* EXERCISE DETAILS
All the data below goes into the copy word for word, but the pictures don't.

Records from a collection
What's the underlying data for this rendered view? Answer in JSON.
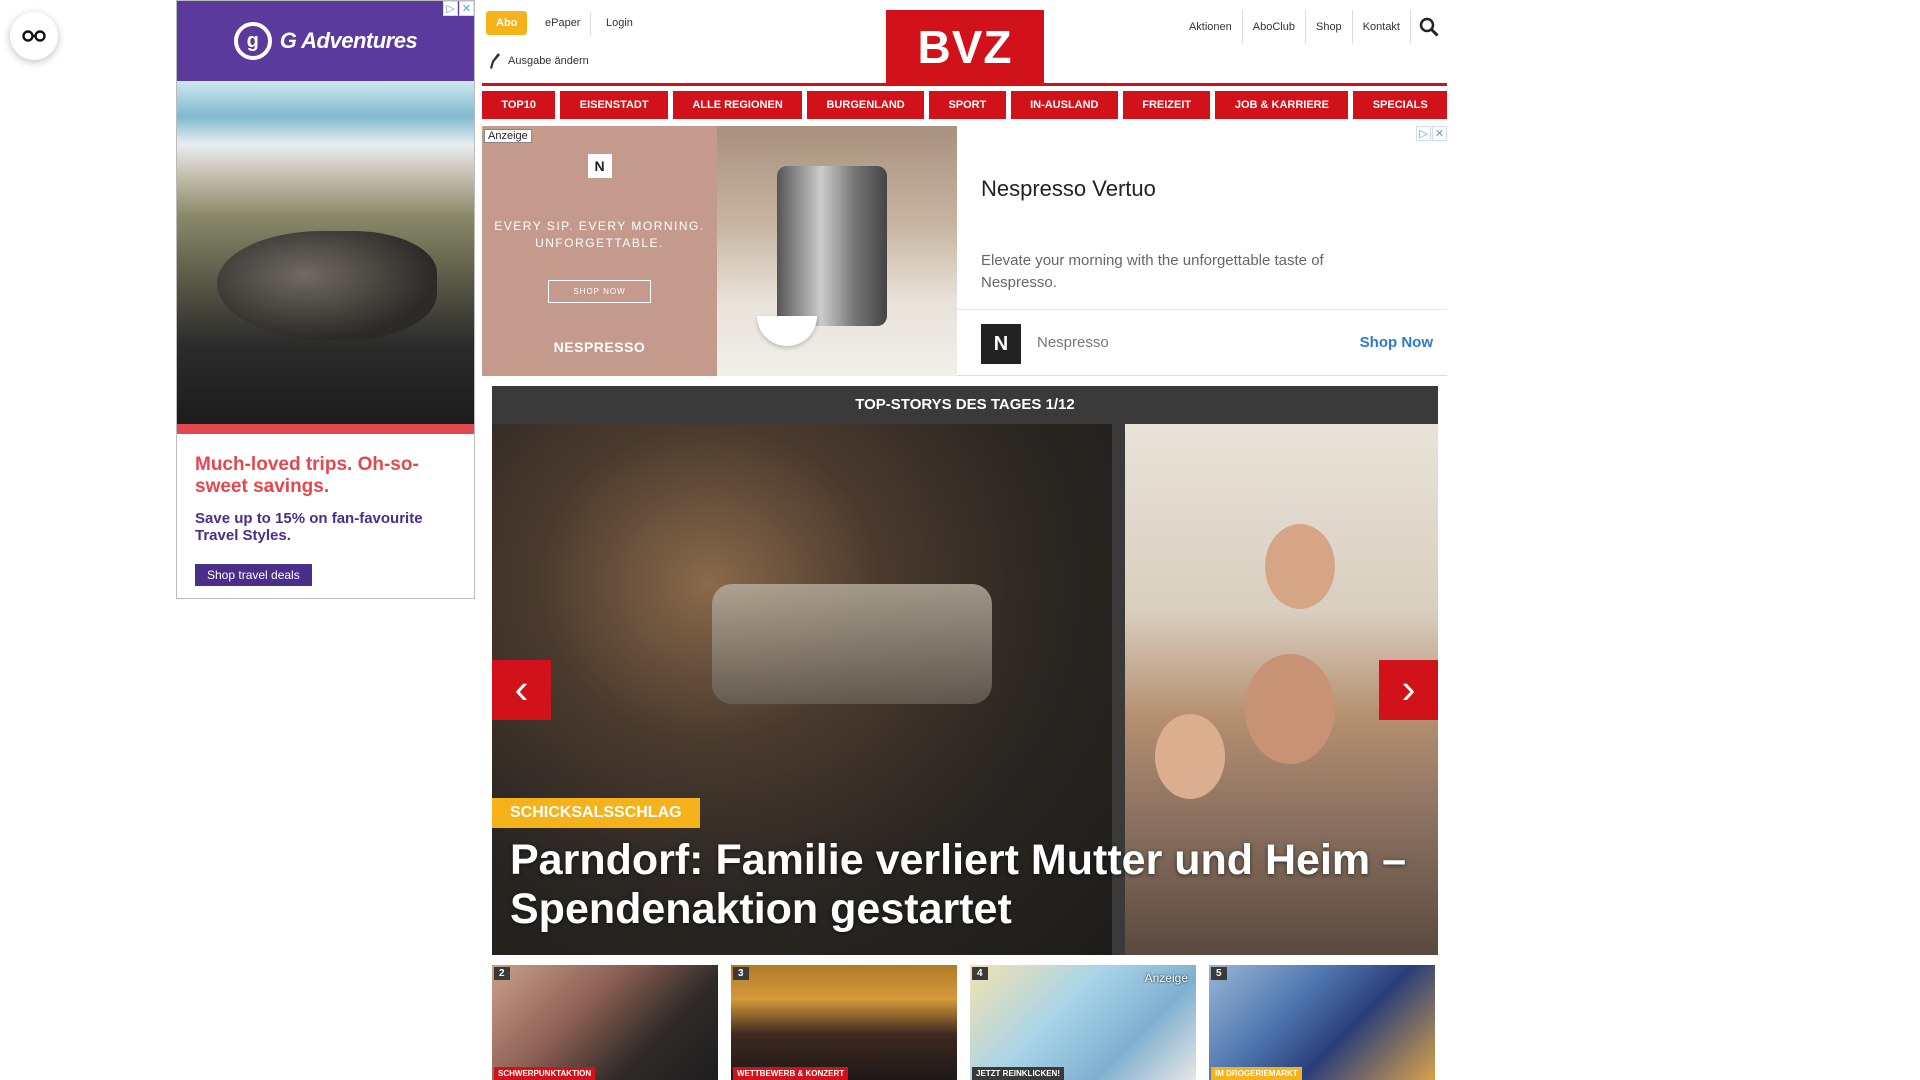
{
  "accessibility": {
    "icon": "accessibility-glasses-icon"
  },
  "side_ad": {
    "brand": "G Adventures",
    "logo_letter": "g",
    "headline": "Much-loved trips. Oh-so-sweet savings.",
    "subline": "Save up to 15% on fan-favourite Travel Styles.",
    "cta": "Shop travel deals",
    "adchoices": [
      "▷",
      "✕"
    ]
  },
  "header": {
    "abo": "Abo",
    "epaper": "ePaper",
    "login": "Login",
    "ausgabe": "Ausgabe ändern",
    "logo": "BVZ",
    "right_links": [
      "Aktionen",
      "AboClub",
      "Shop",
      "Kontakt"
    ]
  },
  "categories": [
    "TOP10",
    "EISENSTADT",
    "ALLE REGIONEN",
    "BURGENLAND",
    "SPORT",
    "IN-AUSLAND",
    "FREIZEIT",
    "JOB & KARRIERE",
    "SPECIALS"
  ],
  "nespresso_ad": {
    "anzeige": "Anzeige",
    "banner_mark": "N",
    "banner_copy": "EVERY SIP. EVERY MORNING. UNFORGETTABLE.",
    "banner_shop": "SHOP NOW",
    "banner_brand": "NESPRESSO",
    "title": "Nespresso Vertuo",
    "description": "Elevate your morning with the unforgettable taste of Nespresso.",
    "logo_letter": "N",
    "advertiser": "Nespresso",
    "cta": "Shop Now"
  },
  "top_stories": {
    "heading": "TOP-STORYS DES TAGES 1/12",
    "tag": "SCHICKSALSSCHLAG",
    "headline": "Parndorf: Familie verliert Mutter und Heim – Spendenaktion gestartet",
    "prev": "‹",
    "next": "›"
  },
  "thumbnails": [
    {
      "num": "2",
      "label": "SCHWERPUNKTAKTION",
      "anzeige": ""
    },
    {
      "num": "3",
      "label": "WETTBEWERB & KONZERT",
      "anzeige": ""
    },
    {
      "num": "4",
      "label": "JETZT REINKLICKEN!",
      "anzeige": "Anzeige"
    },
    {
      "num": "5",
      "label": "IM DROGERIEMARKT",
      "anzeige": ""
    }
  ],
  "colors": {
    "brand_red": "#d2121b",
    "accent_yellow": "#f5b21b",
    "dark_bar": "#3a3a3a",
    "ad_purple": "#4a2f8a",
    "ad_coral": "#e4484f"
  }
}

* WRITTEN SOLUTION
What's the underlying data for this rendered view? Answer in JSON.
{
  "accessibility": {
    "icon": "accessibility-glasses-icon"
  },
  "side_ad": {
    "brand": "G Adventures",
    "logo_letter": "g",
    "headline": "Much-loved trips. Oh-so-sweet savings.",
    "subline": "Save up to 15% on fan-favourite Travel Styles.",
    "cta": "Shop travel deals",
    "adchoices": [
      "▷",
      "✕"
    ]
  },
  "header": {
    "abo": "Abo",
    "epaper": "ePaper",
    "login": "Login",
    "ausgabe": "Ausgabe ändern",
    "logo": "BVZ",
    "right_links": [
      "Aktionen",
      "AboClub",
      "Shop",
      "Kontakt"
    ]
  },
  "categories": [
    "TOP10",
    "EISENSTADT",
    "ALLE REGIONEN",
    "BURGENLAND",
    "SPORT",
    "IN-AUSLAND",
    "FREIZEIT",
    "JOB & KARRIERE",
    "SPECIALS"
  ],
  "nespresso_ad": {
    "anzeige": "Anzeige",
    "banner_mark": "N",
    "banner_copy": "EVERY SIP. EVERY MORNING. UNFORGETTABLE.",
    "banner_shop": "SHOP NOW",
    "banner_brand": "NESPRESSO",
    "title": "Nespresso Vertuo",
    "description": "Elevate your morning with the unforgettable taste of Nespresso.",
    "logo_letter": "N",
    "advertiser": "Nespresso",
    "cta": "Shop Now"
  },
  "top_stories": {
    "heading": "TOP-STORYS DES TAGES 1/12",
    "tag": "SCHICKSALSSCHLAG",
    "headline": "Parndorf: Familie verliert Mutter und Heim – Spendenaktion gestartet",
    "prev": "‹",
    "next": "›"
  },
  "thumbnails": [
    {
      "num": "2",
      "label": "SCHWERPUNKTAKTION",
      "anzeige": ""
    },
    {
      "num": "3",
      "label": "WETTBEWERB & KONZERT",
      "anzeige": ""
    },
    {
      "num": "4",
      "label": "JETZT REINKLICKEN!",
      "anzeige": "Anzeige"
    },
    {
      "num": "5",
      "label": "IM DROGERIEMARKT",
      "anzeige": ""
    }
  ],
  "colors": {
    "brand_red": "#d2121b",
    "accent_yellow": "#f5b21b",
    "dark_bar": "#3a3a3a",
    "ad_purple": "#4a2f8a",
    "ad_coral": "#e4484f"
  }
}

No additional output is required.